Tagged: radical transparency

Thirty six


Yvonne led a discussion about radical transparency.

You’ll recall this thread from my discussion with Yvonne after ‘the Gorooz’ had left the premises.

Yvonne described radical corporate transparency as removing all barriers to the free and easy public access to corporate information, and the development of policies and processes to facilitate and protect such access.

William provided a caveat – where it is legal to do so. For example, it would be illegal to make employee records public.

There appears to be a number of drivers towards radical corporate transparency. First up the question, what have you got to hide? The answer usually conjures up the idea of competitors sneaking a peak at your new product pipeline.
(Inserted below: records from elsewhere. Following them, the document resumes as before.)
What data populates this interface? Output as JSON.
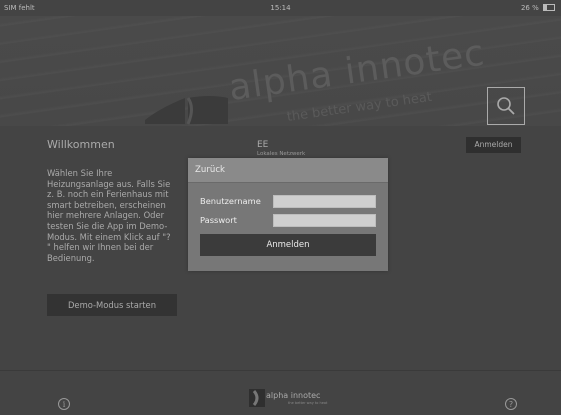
{
  "status_bar": {
    "carrier": "SIM fehlt",
    "time": "15:14",
    "battery": "26 %"
  },
  "header": {
    "logo_text": "alpha innotec",
    "tagline": "the better way to heat",
    "icons": {
      "search": "search-icon"
    }
  },
  "welcome": {
    "title": "Willkommen",
    "text": "Wählen Sie Ihre\nHeizungsanlage aus. Falls Sie\nz. B. noch ein Ferienhaus mit\nsmart betreiben, erscheinen\nhier mehrere Anlagen. Oder\ntesten Sie die App im Demo-\nModus. Mit einem Klick auf \"?\n\" helfen wir Ihnen bei der\nBedienung.",
    "demo_button": "Demo-Modus starten"
  },
  "plant": {
    "name": "EE",
    "network": "Lokales Netzwerk"
  },
  "top_login_button": "Anmelden",
  "login_dialog": {
    "back_label": "Zurück",
    "username_label": "Benutzername",
    "password_label": "Passwort",
    "username_value": "",
    "password_value": "",
    "submit_label": "Anmelden"
  },
  "footer": {
    "logo_text": "alpha innotec",
    "tagline": "the better way to heat",
    "info_icon": "info-icon",
    "help_icon": "help-icon",
    "info_glyph": "i",
    "help_glyph": "?"
  },
  "colors": {
    "background": "#444444",
    "dialog": "#777777",
    "button_dark": "#3b3b3b"
  }
}
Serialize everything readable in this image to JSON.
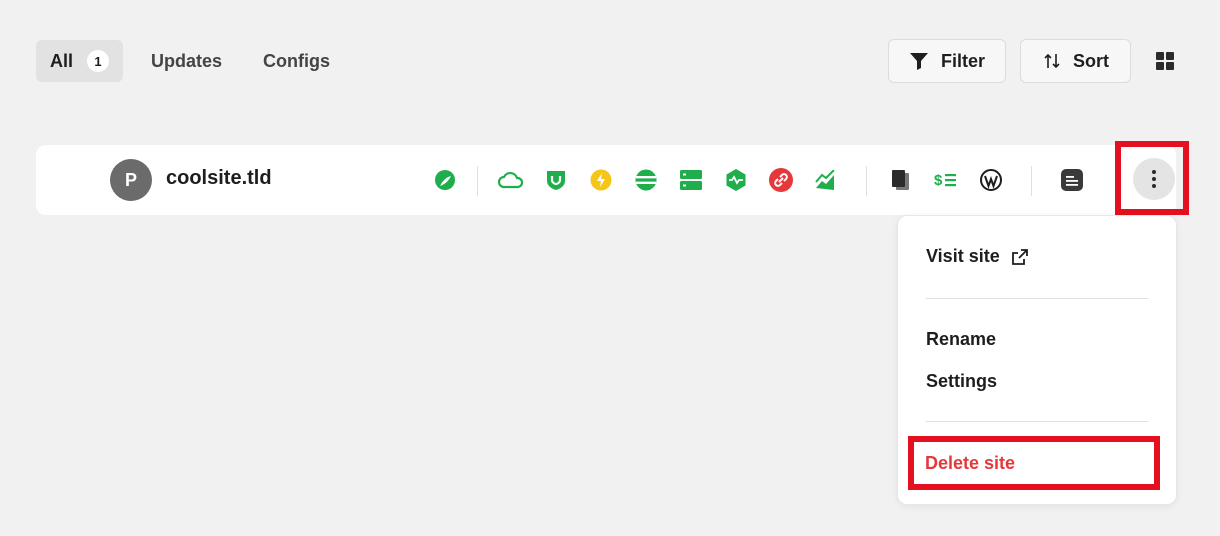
{
  "tabs": {
    "all": {
      "label": "All",
      "count": "1"
    },
    "updates": {
      "label": "Updates"
    },
    "configs": {
      "label": "Configs"
    }
  },
  "toolbar": {
    "filter_label": "Filter",
    "sort_label": "Sort"
  },
  "site": {
    "avatar_letter": "P",
    "name": "coolsite.tld",
    "icons": [
      "leaf-icon",
      "cloud-icon",
      "shield-icon",
      "lightning-icon",
      "globe-icon",
      "server-icon",
      "pulse-icon",
      "link-icon",
      "chart-icon",
      "pages-icon",
      "dollar-list-icon",
      "wordpress-icon",
      "note-icon"
    ]
  },
  "menu": {
    "visit_label": "Visit site",
    "rename_label": "Rename",
    "settings_label": "Settings",
    "delete_label": "Delete site"
  },
  "colors": {
    "accent_green": "#1fae4b",
    "warning_yellow": "#f5c518",
    "error_red": "#e5383b",
    "highlight_red": "#e4101f"
  }
}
But if you accept that no organization can function alone in the 21st Century (see later), you have to open up in order to bring great products to market. There are already examples of so-called co-opetition where competitors cooperate, subject to avoiding activities that might constitute a cartel of course. Secondly, now that social media and related technologies allow the ‘real story’ to emerge sooner or later, why obfuscate or attempt to ‘spin’ it in the short-term? This can only damage reputation further. Sunlight is the best disinfectant.
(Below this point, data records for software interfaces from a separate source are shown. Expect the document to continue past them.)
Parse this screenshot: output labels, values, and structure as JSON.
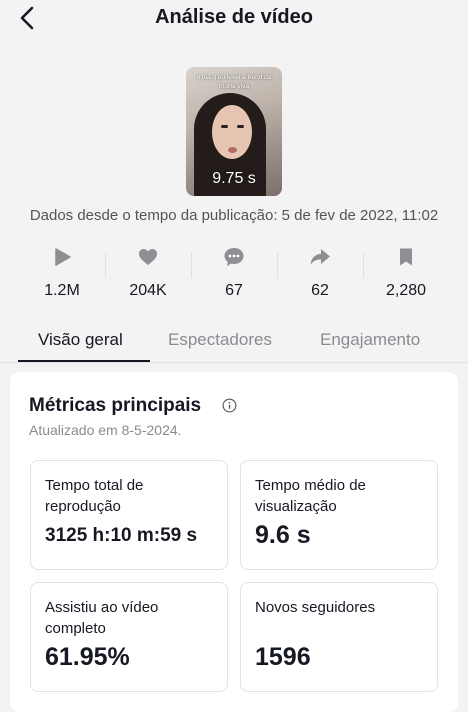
{
  "header": {
    "title": "Análise de vídeo"
  },
  "video": {
    "caption": "o dia q eu levei a trend da morta viva",
    "duration": "9.75 s"
  },
  "since_text": "Dados desde o tempo da publicação: 5 de fev de 2022, 11:02",
  "stats": [
    {
      "icon": "play-icon",
      "value": "1.2M"
    },
    {
      "icon": "heart-icon",
      "value": "204K"
    },
    {
      "icon": "comment-icon",
      "value": "67"
    },
    {
      "icon": "share-icon",
      "value": "62"
    },
    {
      "icon": "bookmark-icon",
      "value": "2,280"
    }
  ],
  "tabs": [
    {
      "label": "Visão geral",
      "active": true
    },
    {
      "label": "Espectadores",
      "active": false
    },
    {
      "label": "Engajamento",
      "active": false
    }
  ],
  "metrics_card": {
    "title": "Métricas principais",
    "updated": "Atualizado em 8-5-2024.",
    "items": [
      {
        "label": "Tempo total de reprodução",
        "value": "3125 h:10 m:59 s"
      },
      {
        "label": "Tempo médio de visualização",
        "value": "9.6 s"
      },
      {
        "label": "Assistiu ao vídeo completo",
        "value": "61.95%"
      },
      {
        "label": "Novos seguidores",
        "value": "1596"
      }
    ]
  },
  "colors": {
    "background": "#f3f3f3",
    "text": "#161823",
    "muted": "#8a8b91",
    "icon_gray": "#8e8e93"
  }
}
On this point, Saket reminded us of a question he’d posed a few months back: If the company is a function of the sum of its people over time, how well do they know each other? What do they know? What don’t they know?

He mooted that traditional approaches to making sure data and information were not seen by the ‘wrong eyes’ actually kept data and information away from many of the ‘right eyes’ too. The new challenge was to make the right information available to the right people at the right time in the right format, or better still, equip them with the autonomy to surface what they need when they need it.
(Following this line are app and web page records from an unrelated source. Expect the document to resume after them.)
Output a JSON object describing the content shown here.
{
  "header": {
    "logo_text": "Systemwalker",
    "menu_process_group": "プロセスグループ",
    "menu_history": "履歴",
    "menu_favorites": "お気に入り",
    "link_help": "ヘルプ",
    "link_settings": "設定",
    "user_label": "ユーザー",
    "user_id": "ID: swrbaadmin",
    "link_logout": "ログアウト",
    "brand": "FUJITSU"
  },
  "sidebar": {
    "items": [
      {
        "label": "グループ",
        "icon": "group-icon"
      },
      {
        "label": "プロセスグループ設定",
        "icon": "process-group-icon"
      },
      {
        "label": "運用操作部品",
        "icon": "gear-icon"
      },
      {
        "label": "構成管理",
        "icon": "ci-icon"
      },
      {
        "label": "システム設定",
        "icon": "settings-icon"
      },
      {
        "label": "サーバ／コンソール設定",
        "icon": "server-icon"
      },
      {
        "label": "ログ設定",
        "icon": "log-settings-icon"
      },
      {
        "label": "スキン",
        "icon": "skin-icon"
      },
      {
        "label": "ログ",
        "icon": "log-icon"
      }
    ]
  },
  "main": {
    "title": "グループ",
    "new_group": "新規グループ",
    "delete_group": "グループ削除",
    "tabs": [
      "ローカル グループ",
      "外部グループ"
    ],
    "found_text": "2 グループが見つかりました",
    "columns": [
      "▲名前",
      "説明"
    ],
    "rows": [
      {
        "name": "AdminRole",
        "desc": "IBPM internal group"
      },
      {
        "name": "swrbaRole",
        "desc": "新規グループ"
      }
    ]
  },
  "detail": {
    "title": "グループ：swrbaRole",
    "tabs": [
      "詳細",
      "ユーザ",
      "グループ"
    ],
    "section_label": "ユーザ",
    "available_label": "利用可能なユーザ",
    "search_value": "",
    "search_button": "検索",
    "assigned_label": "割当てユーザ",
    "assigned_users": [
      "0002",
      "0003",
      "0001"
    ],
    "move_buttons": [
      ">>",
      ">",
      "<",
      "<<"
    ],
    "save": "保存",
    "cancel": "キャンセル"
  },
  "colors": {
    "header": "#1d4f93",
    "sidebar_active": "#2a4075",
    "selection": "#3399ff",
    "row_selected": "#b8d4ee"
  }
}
ACTION: Yvonne to champion the transparency corner, whatever that might mean.

Twenty one (ii)

It’s sort of a modern day equivalent of measuring column inches in the press; both are flawed metrics as both grow when something goes really badly as well as when something goes really well.

Let me be totally clear, the Goorooz are not grifters. They’re not quacks. They’re exploring this new media and new technology sincerely and trying to make a living out of helping others understand and get to grips with it. But sincerity doesn’t mean effective.

On sharing my conclusions with Michelle and Yvonne after the Goorooz had guru’d their way to their next meeting, I underlined my commitment to social media. I underlined my commitment to our values. I underlined my intention to continue interweaving the undoubted potential social media represents into the very fabric of the business.

I’ve heard the opposite referred to as lipstick on a pig. Attenzi is no pig. It requires no such lipstick.

I could see Michelle wasn’t happy. With me. After all, I guess I had just shot down her initiative to invite these guys in. She left the room quietly. Yvonne was more upbeat.

“I can see where you’re coming from Eli. I’m reading a book at the moment that describes social media as bringing radical transparency on an organization.”

“Radical transparency? That’s quite a strong expression.”

“Yes” she continued, “And there’s more. If ‘perception is reality’ was the saying that characterized our approach to marketing and public relations before, we now have to consider that reality is perception.”

“Goodness.” My brain got knocked and I felt myself thinking hard. It must have been visible as Yvonne went with the silence.

I, like many others, had witnessed examples of citizens around the world using the social media and mobile phones to record and communicate the day-to-day realities they had to live with, until this had helped catalyze uprisings, which had in turn been documented post by post, tweet by tweet, photo by photo, video by video.

Authoritarian regimes could no longer project one image to the world, or maintain a façade to its people, while governing quite differently.

Hang on. What am I saying? This doesn’t just apply to authoritarian regimes, this applies to all government. And all business. All organizations.

Information has been set free.

I concluded our conversation: “It’s like a big oil gun has been taken to the machinery of the world, lubricating its workings. We’re taking out the friction in the system that for so long frustrated the spread of information and knowledge.”